Village of Tisova assesses damage after first case of dangerous strain of bird flu is found on local farm
Inhabitants of the little village of Tisova have been pushed to the limit in the last few days. Just hours after a local farm reported that its flock was dying from a bird flu virus, tests confirmed that the strain of bird flu in question was the H5N1 strain that can be deadly to humans. Now, not only the flock on the affected farm but all poultry in the entire village have to be culled.
When asked how the inhabitants of Tisova are coping, the local mayor replied he had neither the words nor strength left to express how everyone is at their wit's end. But how did the bird flu virus get to a flock that was being held indoors? The source of the infection is still being determined. Zbynek Semerad is from the State Veterinary Authority:
According to Ales Cernohorsky, a member of the crisis team, all poultry bred within a protective perimeter of up to ten kilometres will also be monitored closely:

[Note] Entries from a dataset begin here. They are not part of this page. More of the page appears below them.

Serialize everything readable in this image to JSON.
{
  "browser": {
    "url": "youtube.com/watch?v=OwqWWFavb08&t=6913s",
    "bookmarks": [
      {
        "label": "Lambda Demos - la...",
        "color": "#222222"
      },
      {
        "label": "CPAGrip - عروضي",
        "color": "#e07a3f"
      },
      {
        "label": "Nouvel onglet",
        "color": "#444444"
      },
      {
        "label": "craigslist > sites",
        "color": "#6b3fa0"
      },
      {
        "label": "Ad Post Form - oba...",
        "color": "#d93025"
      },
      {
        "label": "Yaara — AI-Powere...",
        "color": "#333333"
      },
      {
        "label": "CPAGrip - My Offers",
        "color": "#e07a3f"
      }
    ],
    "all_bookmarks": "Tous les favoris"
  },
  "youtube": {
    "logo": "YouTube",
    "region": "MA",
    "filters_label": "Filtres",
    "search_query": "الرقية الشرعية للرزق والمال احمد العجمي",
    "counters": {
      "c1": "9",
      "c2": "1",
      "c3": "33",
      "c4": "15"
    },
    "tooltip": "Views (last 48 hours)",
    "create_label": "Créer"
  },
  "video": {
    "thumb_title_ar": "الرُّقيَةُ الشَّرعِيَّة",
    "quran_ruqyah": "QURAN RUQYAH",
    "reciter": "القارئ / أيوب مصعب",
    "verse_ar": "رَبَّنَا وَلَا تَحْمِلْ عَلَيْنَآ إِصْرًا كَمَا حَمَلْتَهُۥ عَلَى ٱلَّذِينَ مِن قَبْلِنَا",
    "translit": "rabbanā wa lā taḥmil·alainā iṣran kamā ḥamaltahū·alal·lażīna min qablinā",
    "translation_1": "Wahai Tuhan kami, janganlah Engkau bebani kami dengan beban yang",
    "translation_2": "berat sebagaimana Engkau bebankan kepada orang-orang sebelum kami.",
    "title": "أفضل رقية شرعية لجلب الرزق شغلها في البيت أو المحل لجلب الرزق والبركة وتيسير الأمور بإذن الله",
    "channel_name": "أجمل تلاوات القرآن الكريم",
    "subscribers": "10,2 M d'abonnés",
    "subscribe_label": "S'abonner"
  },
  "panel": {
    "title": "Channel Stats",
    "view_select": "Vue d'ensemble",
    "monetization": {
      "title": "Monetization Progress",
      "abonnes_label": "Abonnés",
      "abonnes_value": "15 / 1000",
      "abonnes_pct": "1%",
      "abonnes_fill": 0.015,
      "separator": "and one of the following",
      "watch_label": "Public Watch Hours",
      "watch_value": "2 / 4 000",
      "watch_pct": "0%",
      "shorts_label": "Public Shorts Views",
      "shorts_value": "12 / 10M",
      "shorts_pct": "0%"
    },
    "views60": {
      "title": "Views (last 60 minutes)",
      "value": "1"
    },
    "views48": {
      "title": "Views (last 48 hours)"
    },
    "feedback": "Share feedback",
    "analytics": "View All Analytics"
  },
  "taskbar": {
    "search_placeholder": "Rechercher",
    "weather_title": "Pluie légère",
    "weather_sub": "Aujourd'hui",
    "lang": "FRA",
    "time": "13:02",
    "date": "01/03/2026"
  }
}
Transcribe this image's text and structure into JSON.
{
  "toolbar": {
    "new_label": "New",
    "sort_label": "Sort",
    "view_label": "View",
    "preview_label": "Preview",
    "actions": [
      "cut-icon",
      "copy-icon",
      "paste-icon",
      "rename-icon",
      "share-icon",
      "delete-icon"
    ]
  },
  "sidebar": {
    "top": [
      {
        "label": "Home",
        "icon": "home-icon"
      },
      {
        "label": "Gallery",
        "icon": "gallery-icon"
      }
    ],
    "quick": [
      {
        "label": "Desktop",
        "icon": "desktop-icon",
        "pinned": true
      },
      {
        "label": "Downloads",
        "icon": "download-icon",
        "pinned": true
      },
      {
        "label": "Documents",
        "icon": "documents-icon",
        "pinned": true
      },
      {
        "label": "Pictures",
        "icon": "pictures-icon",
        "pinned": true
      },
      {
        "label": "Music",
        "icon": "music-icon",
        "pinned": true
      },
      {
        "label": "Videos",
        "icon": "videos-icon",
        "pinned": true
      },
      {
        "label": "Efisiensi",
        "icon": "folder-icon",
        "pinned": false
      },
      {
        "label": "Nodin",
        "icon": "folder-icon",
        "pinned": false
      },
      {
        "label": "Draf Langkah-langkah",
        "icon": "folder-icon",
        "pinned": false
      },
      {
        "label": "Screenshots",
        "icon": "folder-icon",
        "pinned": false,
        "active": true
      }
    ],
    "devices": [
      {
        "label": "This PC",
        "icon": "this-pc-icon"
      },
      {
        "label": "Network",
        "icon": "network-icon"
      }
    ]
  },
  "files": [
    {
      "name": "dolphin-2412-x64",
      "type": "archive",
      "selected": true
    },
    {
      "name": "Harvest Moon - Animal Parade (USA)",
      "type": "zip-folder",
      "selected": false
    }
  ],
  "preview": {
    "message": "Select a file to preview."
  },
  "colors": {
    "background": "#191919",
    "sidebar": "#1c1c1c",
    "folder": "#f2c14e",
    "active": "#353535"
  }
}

"In the next few days we will be observing a number of measures within a 3km and 10km perimeter. If anybody discovers another infected flock they are obliged to report it to their local mayor immediately. The flocks cannot be moved and their products - eggs and meat - will stay within the protective zone."
This local resident, who breeds chickens, is luckily not dependent on her flock:
The mayor of Tisova, Vojtech Elias, says those who lose their fowl will be compensated:
"The owners of the fowl that have been culled have a right to compensation. It amounts to around 50 crowns per animal."
Fifty crowns is a mere 2.50 US dollars. The affected farm, on which 6,000 turkeys had to be culled, assesses its losses at around 2 million crowns, which is a little over 95,000 US dollars. Luckily, most poultry breeders in the area were not dependent on their flocks.